The first thing I noticed was that I had chipped my toe nail, which was a shame. My feet had just been done that morning. Then with a sigh of relief, I found that I still had all items in my grasp. God is good, I thought. So good. But then I turned my palm up and my day went downhill from there. I had landed palm-down, and my phone had taken the full brunt of the impact. The screen was shattered. Jagged pieces of glass (or whatever it is they make those screens from) were trying to break free from the carnage. The display was blinking slowly, as if in pain. The image of a robot dying came to mind. “Master…syste-em shu-tt-ing down…no more…re-boot…”

For a while my robot stayed alive, even though every conversation had to be on speaker. But eventually, my beloved phone passed away. Hopefully by the time you’re reading this, I will have a new baby.

In the meantime, my human baby has been in seventh heaven. She doesn’t like mummy’s phone because mummy spends a lot of time on it, which means mummy spends less time chasing her around the house. She starts to sniffle every time I reach for it because she knows that phone time means less play time.

And even if I do say so myself, Adoti is a clever one. She’ll get to the sniffling, politely at first, to test the waters and see if there is any possibility that the phone will be put down. When she gets no reaction, she cries a little bit louder. Still no response? Now she opens her mouth wide and squeezes her eyes shut, literally trying to push through a tear or two. And she usually succeeds with the tears. But then the tone is all wrong. See Mama knows a real sign of distress from a fake one. And this mouth-wide-open, eyes-tightly-shut routine is certainly a counterfeit.

Finally, Adoti realises that Mama’s got her number and just like that, she stops. The transformation is like night and day. One minute she’s crying, the next minute she’s like, “Mama, hug!
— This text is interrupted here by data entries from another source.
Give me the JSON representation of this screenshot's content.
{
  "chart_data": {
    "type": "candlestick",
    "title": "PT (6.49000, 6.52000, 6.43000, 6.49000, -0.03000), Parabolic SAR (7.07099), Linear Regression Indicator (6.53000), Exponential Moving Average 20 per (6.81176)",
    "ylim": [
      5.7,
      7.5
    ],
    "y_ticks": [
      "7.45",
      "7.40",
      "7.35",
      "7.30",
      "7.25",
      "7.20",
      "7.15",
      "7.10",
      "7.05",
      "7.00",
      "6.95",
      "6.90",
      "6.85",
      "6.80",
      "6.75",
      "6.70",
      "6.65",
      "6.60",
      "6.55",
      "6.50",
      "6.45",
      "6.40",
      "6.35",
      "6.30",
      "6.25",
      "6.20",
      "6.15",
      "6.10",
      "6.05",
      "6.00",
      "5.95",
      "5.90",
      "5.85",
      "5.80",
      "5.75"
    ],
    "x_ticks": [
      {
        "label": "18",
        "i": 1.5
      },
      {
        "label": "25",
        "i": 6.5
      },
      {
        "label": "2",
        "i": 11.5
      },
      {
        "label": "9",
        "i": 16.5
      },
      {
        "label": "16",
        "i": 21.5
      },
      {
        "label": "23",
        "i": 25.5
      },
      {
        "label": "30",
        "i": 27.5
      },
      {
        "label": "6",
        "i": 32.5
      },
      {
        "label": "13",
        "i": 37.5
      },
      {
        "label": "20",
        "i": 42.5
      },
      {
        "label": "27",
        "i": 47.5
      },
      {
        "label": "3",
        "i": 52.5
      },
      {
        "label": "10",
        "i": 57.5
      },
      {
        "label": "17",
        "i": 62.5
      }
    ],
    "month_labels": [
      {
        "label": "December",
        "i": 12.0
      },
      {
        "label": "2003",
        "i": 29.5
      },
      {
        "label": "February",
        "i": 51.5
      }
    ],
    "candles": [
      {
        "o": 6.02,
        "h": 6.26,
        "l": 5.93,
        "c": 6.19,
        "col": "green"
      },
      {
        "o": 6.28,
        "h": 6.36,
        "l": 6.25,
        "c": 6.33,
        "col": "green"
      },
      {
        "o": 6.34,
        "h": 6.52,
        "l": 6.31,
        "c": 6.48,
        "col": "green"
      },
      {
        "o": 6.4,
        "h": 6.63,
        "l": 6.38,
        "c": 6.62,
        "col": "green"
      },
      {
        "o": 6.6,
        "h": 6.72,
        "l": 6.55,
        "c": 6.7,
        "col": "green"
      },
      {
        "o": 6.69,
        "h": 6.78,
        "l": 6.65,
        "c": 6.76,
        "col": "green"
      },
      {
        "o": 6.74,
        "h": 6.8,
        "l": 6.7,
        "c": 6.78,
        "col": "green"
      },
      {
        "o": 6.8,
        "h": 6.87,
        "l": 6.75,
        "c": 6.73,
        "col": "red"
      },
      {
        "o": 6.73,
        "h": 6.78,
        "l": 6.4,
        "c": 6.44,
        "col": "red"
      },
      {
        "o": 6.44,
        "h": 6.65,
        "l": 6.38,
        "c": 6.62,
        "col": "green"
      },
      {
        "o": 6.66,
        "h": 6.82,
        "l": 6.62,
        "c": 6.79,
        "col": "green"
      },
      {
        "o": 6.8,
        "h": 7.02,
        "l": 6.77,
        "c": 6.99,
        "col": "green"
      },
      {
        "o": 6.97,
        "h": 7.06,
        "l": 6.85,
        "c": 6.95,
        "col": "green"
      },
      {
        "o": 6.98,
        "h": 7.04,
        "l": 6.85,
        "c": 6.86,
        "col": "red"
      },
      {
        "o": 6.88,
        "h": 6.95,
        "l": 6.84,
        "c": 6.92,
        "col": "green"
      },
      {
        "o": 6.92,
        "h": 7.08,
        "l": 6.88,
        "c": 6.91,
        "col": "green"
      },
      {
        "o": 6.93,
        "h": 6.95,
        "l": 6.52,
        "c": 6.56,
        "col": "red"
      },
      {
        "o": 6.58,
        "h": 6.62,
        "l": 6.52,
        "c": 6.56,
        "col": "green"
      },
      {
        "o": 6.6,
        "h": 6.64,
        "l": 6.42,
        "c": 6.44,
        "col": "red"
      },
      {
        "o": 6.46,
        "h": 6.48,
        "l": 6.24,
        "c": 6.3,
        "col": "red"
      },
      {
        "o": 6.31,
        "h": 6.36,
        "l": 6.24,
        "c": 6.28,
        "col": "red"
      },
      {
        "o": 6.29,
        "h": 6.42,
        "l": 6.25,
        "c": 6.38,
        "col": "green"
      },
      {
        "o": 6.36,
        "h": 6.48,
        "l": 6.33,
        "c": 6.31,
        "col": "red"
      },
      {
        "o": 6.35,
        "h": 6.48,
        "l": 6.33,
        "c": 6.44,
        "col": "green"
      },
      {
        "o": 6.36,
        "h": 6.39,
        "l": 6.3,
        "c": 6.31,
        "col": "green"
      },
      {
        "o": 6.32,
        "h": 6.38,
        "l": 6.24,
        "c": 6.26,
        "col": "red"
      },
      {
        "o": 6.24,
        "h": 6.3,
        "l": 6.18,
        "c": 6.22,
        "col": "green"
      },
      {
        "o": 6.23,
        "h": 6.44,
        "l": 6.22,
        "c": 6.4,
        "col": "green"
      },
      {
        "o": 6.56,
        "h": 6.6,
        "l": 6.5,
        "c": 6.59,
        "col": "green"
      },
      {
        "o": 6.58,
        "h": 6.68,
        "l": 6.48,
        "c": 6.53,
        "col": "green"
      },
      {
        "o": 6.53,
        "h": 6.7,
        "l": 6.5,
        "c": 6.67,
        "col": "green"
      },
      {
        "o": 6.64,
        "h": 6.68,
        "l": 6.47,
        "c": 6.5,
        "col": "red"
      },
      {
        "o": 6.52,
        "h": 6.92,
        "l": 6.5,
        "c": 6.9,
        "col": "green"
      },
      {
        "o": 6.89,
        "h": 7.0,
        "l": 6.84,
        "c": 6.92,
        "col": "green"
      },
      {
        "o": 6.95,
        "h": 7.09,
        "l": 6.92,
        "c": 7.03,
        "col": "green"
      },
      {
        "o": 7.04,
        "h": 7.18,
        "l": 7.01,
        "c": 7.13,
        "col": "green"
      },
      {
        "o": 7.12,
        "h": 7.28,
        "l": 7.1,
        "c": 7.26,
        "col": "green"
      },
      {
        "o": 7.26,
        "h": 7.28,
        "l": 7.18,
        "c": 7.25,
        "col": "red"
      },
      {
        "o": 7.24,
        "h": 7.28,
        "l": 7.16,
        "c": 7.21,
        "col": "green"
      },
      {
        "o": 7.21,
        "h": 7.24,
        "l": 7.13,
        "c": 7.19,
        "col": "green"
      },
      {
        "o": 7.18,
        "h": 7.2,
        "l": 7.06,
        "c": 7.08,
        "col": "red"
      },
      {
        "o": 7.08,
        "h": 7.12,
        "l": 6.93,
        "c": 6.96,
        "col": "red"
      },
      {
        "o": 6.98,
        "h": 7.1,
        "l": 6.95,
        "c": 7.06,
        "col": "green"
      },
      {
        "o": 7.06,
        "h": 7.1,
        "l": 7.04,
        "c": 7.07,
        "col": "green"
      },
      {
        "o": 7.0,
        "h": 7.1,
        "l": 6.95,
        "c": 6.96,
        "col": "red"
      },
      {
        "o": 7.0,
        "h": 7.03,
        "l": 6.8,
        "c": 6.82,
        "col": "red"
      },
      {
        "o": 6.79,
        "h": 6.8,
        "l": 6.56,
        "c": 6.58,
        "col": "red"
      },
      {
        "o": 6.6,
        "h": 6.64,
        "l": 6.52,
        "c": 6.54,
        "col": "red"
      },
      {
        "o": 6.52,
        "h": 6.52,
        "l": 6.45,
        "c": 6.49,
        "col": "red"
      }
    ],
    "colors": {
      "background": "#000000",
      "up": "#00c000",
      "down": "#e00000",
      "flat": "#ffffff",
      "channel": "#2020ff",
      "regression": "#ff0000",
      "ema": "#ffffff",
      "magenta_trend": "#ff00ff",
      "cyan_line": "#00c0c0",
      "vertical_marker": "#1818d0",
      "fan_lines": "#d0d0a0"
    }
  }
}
To-too, hug!” Yep, the child is learning to speak. It’s the cutest thing, but as with every cute thing Adoti does, she is quickly learning to use her new skill to play her mother like an accordion.

I’m not ashamed to say that the girl has me wrapped around her little finger. Tired perhaps, but not ashamed. Hopefully, I’ll grow a backbone by the time she turns two and really starts running rings around me.

Last weekend, she spent the day with her cousins. I dropped her off at 2.00 and picked her up at 9.00pm. I expected to hear war stories but apparently, she had been the very representation of good behaviour. She ate them out of house and home but she did so with the decorum worthy of an upstanding 13-month old. But as soon as Mama came through the door, all bets were off. The sniffling routine began in earnest. As I began to soothe her, my niece piped up. “Aunty, she’s just pretending. That’s not real crying. When she does that I just laugh at her and she stops!”

My 12-year-old niece confirmed what I’ve known for a while. The Dots has me figured out. I’m a certified Dotaholic.